Though denied direct roles
in combat, many American women served in the armed services during World War II. With slogans such as "Free a Man to Fight," the government encouraged women to enlist in order to allow more men to serve in combat.
In addition to traditional office jobs, women performed as mechanics, truck drivers, air traffic controllers, and in other challenging fields. Some 272,000 women, including many Floridians, joined the Women's Auxiliary Army Corps, later simply the Women's Army Corps, or WACs.
Women also served in similar organizations such as the Navy's WAVES (Women Accepted for Volunteer Emergency Service), the Coast Guard's SPARS (an acronym of the Coast Guard motto "Semper Paratus--Always Ready"), and in the Marine Corps. Many women served overseas, and a number died on active duty. Army and Navy nurses in particular were praised for their courage and dedication.

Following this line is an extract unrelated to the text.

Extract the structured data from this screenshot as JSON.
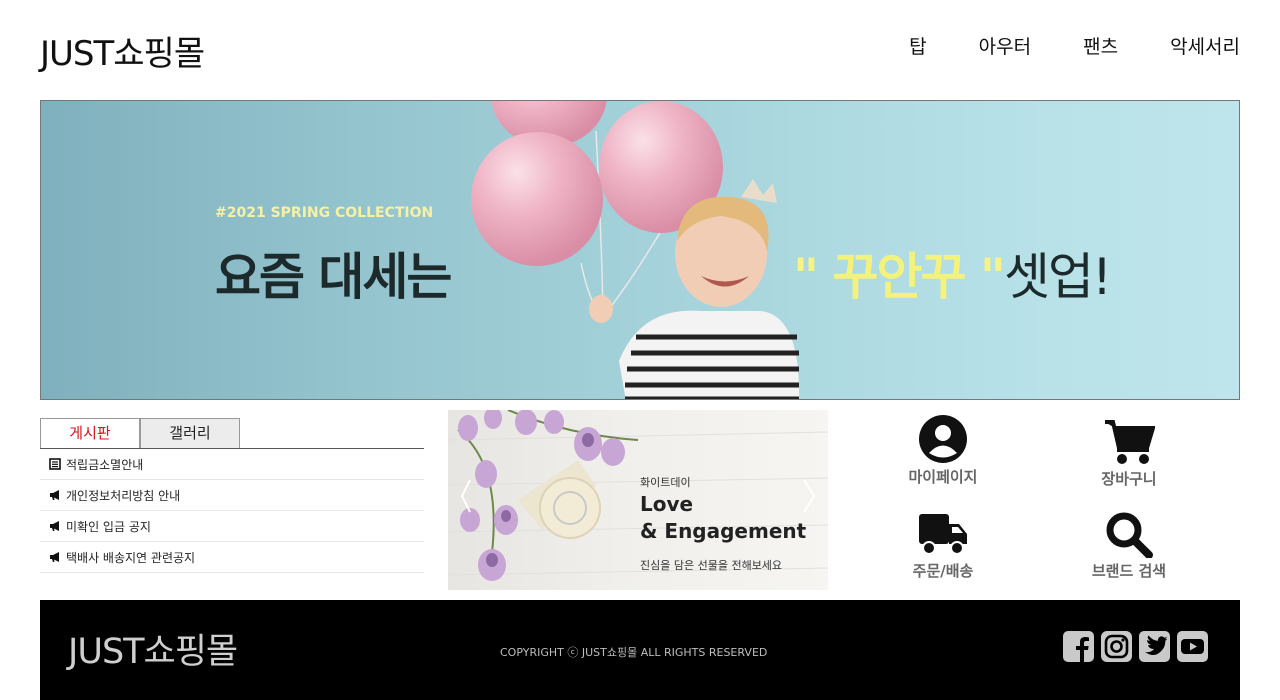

In addition to these organizations listed, the WASP, or Women Airforce Service Pilots, was a group of civilian pilots utilized by the Air Transport Command for ferrying aircraft and training duties. Female aviation pioneer Jacqueline Cochran, a native of the Florida panhandle who piloted her own plane before the war, was selected to organize the WASP.